(SOURCE DATA)
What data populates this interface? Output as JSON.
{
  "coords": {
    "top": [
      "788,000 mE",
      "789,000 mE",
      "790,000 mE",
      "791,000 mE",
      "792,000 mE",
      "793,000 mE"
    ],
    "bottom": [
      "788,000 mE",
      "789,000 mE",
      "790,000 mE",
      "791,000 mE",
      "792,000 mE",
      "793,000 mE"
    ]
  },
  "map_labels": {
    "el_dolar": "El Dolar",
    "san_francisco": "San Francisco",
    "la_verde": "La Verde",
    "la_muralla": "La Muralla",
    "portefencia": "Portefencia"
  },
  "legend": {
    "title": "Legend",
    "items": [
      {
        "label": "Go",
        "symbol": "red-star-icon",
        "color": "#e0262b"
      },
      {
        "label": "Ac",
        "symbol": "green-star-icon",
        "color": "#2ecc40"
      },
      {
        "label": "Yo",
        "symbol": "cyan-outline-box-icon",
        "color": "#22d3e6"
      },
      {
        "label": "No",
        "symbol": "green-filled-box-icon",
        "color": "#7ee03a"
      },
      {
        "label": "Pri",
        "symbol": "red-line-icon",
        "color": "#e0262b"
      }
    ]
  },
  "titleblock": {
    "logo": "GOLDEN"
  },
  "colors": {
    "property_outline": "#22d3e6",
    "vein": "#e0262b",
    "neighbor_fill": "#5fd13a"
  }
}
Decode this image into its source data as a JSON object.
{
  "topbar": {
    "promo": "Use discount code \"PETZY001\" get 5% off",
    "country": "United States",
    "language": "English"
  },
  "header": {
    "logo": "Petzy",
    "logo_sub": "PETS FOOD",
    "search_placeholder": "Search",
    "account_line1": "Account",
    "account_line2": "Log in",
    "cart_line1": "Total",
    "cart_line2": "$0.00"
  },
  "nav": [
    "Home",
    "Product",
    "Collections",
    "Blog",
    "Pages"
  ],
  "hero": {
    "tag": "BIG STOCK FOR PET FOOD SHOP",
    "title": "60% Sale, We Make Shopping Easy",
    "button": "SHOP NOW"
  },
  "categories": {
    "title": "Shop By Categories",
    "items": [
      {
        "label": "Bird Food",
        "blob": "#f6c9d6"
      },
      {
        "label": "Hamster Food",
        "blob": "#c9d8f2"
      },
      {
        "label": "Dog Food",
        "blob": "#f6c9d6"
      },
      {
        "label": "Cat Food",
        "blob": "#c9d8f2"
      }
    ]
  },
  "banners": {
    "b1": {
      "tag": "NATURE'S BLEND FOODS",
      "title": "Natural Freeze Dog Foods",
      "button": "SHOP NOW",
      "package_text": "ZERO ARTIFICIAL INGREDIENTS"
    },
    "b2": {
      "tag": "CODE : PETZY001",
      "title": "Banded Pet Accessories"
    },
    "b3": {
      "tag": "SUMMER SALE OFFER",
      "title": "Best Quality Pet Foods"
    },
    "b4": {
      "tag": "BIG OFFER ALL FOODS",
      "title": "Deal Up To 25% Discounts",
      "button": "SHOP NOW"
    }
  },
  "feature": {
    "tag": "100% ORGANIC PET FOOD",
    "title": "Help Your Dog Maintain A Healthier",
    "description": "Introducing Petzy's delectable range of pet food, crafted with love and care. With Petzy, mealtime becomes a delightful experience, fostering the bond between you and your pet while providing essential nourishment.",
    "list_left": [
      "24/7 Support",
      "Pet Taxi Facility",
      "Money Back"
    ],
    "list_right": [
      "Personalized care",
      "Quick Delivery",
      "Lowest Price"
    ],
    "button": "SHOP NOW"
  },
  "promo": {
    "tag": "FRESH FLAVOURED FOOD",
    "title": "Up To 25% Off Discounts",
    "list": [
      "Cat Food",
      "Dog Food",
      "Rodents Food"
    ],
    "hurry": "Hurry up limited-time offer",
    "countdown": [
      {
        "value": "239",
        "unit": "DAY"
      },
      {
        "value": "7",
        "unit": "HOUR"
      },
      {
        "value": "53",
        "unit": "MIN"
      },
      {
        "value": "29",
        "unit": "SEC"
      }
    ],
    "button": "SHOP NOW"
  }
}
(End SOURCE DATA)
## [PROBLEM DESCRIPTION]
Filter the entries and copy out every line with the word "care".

## [TASK ANSWER]
    "description": "Introducing Petzy's delectable range of pet food, crafted with love and care. With Petzy, mealtime becomes a delightful experience, fostering the bond between you and your pet while providing essential nourishment.",
      "Personalized care",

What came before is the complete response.